(Excerpts from an interface dataset)
»»
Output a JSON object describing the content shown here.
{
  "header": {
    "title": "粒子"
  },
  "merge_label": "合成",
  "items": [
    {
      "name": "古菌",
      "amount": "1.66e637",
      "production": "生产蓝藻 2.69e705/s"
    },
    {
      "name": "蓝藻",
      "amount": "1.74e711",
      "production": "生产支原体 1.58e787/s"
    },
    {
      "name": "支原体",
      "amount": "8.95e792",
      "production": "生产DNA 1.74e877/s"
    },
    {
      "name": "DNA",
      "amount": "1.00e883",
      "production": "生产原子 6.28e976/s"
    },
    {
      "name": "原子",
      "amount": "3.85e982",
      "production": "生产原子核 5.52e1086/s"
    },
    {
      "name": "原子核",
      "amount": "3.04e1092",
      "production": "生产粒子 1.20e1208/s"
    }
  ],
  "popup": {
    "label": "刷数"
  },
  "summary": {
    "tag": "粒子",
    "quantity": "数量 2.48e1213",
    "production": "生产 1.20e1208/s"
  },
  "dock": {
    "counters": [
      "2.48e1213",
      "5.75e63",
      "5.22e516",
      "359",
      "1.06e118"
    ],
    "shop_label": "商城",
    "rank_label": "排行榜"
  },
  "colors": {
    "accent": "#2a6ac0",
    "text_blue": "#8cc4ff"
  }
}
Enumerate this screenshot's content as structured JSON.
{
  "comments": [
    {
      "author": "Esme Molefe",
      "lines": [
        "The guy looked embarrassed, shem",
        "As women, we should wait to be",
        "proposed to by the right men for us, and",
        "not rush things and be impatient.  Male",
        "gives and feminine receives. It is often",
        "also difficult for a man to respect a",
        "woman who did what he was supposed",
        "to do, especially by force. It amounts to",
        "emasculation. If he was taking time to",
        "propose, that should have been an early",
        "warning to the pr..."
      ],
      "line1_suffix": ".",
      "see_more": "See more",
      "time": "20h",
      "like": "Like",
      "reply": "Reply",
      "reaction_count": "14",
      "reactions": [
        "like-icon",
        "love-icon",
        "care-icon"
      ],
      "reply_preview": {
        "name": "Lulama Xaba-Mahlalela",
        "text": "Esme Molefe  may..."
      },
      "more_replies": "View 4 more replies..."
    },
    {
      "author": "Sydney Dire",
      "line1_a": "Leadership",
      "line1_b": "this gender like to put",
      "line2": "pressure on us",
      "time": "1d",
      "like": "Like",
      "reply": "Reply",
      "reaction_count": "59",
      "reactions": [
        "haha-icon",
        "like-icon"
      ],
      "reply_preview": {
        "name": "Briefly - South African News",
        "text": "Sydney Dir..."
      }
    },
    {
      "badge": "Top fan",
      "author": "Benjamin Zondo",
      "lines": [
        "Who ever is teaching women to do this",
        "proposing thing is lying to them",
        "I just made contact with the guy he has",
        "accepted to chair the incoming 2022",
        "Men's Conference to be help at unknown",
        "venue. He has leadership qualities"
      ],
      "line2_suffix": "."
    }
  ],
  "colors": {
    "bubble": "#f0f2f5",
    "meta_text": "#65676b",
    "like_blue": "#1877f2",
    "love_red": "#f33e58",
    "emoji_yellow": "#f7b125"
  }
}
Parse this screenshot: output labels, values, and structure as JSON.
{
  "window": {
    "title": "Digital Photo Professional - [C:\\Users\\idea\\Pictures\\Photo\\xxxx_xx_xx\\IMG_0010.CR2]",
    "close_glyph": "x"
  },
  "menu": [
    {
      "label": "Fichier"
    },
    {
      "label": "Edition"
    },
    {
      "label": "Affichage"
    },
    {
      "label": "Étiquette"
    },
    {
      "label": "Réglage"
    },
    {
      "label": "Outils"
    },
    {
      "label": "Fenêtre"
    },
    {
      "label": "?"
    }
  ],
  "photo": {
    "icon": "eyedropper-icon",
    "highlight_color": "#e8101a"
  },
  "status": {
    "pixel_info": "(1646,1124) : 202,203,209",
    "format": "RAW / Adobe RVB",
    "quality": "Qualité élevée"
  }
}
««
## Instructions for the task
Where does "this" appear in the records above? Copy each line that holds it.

## Written reply
Enumerate this screenshot's content as structured JSON.
      "line1_b": "this gender like to put",
        "Who ever is teaching women to do this",
Parse this screenshot: output labels, values, and structure as JSON.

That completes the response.